**Exercise prompt**
Collect from the data below each line with "レディース".

[Page and application data records]
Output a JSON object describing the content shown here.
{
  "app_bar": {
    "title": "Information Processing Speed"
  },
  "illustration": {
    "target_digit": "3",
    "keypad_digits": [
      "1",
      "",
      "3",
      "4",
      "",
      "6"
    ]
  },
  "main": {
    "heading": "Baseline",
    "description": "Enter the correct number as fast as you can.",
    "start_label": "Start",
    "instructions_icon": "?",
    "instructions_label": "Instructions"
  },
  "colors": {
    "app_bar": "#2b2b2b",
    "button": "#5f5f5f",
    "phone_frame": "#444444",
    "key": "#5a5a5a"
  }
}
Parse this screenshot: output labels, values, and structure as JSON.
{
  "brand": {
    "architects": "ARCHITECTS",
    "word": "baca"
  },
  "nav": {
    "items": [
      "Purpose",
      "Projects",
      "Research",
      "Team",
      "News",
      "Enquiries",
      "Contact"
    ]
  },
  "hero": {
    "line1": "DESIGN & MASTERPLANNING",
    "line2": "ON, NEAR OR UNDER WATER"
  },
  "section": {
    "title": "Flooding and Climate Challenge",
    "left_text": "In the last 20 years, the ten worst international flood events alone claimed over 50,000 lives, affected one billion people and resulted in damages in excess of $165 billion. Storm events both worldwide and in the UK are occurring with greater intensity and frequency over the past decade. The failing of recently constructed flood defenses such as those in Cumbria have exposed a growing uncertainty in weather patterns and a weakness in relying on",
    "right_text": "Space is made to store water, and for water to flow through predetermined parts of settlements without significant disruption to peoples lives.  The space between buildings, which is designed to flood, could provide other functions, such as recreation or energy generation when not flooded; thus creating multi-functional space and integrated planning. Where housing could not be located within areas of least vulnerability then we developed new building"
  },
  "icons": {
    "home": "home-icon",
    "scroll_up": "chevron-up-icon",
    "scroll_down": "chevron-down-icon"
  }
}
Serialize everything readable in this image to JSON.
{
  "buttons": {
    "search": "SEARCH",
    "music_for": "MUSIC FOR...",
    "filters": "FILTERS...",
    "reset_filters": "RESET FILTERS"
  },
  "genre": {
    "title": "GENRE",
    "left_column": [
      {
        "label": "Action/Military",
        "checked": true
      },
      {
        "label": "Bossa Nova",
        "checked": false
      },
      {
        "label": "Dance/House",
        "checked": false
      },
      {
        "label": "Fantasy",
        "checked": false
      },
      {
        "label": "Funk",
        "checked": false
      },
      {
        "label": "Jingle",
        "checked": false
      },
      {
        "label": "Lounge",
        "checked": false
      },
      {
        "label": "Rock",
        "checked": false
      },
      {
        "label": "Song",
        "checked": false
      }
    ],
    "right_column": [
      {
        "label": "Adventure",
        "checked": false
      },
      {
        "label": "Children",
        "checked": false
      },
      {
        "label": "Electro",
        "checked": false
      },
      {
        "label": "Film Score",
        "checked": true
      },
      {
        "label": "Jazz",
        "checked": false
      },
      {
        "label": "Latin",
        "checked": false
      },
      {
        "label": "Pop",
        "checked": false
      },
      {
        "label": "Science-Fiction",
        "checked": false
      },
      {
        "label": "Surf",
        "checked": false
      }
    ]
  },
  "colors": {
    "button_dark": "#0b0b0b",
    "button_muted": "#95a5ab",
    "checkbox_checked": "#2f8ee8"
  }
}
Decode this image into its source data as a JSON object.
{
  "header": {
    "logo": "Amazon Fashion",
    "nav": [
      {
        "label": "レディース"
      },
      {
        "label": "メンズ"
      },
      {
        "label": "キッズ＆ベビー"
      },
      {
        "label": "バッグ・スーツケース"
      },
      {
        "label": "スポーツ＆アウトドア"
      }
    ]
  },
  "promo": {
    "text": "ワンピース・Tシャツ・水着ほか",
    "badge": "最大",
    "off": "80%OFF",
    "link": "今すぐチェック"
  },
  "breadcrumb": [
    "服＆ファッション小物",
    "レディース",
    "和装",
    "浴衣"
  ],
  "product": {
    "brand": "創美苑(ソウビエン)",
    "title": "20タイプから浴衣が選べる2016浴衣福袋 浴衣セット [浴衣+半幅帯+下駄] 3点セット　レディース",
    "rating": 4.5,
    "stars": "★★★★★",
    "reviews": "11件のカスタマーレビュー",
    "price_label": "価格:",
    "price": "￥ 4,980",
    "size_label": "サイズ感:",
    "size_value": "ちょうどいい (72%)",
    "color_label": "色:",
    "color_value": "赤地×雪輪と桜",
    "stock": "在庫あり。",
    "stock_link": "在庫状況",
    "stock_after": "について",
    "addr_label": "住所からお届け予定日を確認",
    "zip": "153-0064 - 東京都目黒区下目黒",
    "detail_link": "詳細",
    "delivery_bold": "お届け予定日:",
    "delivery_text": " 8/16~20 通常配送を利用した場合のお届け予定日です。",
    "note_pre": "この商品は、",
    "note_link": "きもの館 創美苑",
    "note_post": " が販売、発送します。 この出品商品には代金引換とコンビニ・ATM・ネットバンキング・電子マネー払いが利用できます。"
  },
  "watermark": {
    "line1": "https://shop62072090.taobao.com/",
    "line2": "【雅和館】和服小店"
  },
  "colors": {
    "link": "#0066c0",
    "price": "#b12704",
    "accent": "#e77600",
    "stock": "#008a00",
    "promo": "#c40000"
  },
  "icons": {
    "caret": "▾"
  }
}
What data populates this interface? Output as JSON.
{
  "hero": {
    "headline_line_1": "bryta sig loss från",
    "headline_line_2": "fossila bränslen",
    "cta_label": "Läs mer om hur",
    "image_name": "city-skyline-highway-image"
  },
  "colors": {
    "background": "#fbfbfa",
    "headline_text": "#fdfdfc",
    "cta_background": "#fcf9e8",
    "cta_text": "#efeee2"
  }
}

**Written answer**
        "label": "レディース"
    "レディース",
    "title": "20タイプから浴衣が選べる2016浴衣福袋 浴衣セット [浴衣+半幅帯+下駄] 3点セット　レディース",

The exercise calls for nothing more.